Auto Accidents

Workers Compensation

Social Security

Storm Damage Claims

Call Now For A Free Consultation

(941) 625-4878
Attorney Referrals
& Co Counselor
Contact All Injuries Law Firm

What To Do If You’ve Been Injured At Work

If you or someone you know has been injured at work, it’s important to know and protect your legal rights. Whether you were hurt due to an acute traumatic injury (for example, cutting yourself on machinery such as a saw) or a cumulative trauma injury (such as carpal-tunnel syndrome) there are a few basic things that you should do in order to get the compensation you need. Though there may be some rare exceptions to the list of things you should be compensated for due to a workplace injury, following our list will help ensure you don’t lose your right’s under your state’s worker’s compensation law.

When It Happens
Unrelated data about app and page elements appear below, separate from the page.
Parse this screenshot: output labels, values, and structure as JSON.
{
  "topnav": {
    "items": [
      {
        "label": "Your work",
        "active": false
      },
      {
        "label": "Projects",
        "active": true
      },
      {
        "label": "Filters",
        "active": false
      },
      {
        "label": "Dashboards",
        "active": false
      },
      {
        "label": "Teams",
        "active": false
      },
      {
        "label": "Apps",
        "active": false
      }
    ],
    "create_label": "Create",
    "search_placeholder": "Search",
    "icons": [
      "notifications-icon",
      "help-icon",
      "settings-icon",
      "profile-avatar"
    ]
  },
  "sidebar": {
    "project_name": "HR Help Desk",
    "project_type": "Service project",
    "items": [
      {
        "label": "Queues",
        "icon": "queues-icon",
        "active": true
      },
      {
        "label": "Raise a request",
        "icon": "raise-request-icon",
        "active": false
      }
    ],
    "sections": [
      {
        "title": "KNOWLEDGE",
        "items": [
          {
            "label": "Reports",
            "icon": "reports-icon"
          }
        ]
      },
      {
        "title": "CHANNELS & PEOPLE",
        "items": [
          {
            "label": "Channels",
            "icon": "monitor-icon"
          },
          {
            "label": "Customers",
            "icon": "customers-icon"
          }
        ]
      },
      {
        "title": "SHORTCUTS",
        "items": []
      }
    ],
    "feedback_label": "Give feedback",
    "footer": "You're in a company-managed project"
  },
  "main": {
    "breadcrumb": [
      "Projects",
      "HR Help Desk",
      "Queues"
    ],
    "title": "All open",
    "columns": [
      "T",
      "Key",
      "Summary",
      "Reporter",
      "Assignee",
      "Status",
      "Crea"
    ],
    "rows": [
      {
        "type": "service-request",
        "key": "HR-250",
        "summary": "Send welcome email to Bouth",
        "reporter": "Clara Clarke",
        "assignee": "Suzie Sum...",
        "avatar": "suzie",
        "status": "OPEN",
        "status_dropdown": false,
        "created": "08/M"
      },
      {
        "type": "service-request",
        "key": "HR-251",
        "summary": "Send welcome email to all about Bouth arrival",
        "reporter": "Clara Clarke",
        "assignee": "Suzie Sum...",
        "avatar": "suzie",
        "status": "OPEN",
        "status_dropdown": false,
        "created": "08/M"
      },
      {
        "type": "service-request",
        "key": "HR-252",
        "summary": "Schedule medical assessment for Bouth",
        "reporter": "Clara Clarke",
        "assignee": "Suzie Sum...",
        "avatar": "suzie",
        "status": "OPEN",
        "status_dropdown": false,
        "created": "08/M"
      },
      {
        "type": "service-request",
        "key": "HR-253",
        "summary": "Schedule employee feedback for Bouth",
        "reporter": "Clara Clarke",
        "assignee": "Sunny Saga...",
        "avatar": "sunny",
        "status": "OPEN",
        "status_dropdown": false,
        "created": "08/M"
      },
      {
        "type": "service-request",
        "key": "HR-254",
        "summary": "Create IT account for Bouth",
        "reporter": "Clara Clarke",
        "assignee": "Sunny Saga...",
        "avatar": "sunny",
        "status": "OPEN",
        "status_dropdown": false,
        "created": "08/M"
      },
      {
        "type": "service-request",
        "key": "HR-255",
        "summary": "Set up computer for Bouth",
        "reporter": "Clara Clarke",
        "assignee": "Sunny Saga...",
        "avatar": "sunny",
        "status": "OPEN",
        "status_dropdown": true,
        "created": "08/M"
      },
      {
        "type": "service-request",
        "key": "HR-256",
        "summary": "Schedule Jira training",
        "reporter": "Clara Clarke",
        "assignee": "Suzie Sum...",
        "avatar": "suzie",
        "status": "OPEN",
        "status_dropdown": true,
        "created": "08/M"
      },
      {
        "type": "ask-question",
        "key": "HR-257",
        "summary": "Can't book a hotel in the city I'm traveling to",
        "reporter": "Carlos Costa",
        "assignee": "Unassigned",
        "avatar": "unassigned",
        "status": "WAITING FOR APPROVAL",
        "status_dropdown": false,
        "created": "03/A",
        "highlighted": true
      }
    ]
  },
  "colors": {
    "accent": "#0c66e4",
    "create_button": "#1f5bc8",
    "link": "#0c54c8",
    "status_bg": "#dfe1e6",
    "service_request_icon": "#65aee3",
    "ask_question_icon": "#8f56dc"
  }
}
When you are injured on the job, the first thing you should do is obtain first aid or any other necessary medical treatment as soon as possible. The health care provide will have to be authorized by the Worker’s Compensation Board unless it’s an emergency situation, and your employer should have information available about the authorized providers. The cost of any necessary medical procedures or services is paid by your employer or their insurance carrier as long as the case isn’t disputed, and health care providers may ask you to sign form A-9; this form is essentially meant to provide notice to you as an injured worker that you may be responsible to pay the medical bills if the Worker’s Compensation Board disallows the claim, or if you do not pursue the claim.

Next, you will need to notify your supervisor about the injury and how it happened as soon as possible – generally within 30 days. If you’ve been injured at work and fail to inform your employer within that time frame, you could lose your right to worker’s compensation benefits, and you will be responsible for any medical bills related to the incident.

After you’ve informed your employer, they will have you complete a claim for worker’s compensation (form C-3) and mail it to the nearest Worker’s Compensation Board office. When filling out this form, be sure to only complete the “Employee” section of the form, and make sure you sign and date the claim form as well. You may also want to keep a copy of the form for your records. You can then hand-deliver or mail the claim form to your employer, whichever is quickest and most convenient for you. No matter how you choose, it is important to file quickly, otherwise you could be subject to delays in receiving your benefits.

Once you’ve turned the completed form in to your employer, they will then complete the “Employer” section of the form and mail it to the company’s Worker’s Compensation insurance company, and they should provide you with a copy of the completed claim form. If you do not receive one, you can also request a copy be provided to you. After this has been completed, the insurance company has fourteen days to mail you a status letter regarding your claim.